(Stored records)

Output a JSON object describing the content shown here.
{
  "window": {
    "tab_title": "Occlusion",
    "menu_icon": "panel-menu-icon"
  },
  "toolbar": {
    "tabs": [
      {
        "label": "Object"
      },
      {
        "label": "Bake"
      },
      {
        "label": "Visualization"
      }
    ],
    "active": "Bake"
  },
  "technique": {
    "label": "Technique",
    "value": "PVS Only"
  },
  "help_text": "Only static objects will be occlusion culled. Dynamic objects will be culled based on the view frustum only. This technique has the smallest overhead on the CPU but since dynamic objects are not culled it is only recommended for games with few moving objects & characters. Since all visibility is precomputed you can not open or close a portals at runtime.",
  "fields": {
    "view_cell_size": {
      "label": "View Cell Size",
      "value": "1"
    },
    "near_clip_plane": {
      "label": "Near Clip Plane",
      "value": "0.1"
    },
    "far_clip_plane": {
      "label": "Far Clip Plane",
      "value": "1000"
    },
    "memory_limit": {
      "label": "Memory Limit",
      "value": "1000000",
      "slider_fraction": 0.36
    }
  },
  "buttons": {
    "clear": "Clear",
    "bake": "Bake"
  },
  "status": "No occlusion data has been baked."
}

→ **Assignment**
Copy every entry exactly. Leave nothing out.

→ **Exercise solution**
Output a JSON object describing the content shown here.
{
  "window": {
    "tab_title": "Occlusion",
    "menu_icon": "panel-menu-icon"
  },
  "toolbar": {
    "tabs": [
      {
        "label": "Object"
      },
      {
        "label": "Bake"
      },
      {
        "label": "Visualization"
      }
    ],
    "active": "Bake"
  },
  "technique": {
    "label": "Technique",
    "value": "PVS Only"
  },
  "help_text": "Only static objects will be occlusion culled. Dynamic objects will be culled based on the view frustum only. This technique has the smallest overhead on the CPU but since dynamic objects are not culled it is only recommended for games with few moving objects & characters. Since all visibility is precomputed you can not open or close a portals at runtime.",
  "fields": {
    "view_cell_size": {
      "label": "View Cell Size",
      "value": "1"
    },
    "near_clip_plane": {
      "label": "Near Clip Plane",
      "value": "0.1"
    },
    "far_clip_plane": {
      "label": "Far Clip Plane",
      "value": "1000"
    },
    "memory_limit": {
      "label": "Memory Limit",
      "value": "1000000",
      "slider_fraction": 0.36
    }
  },
  "buttons": {
    "clear": "Clear",
    "bake": "Bake"
  },
  "status": "No occlusion data has been baked."
}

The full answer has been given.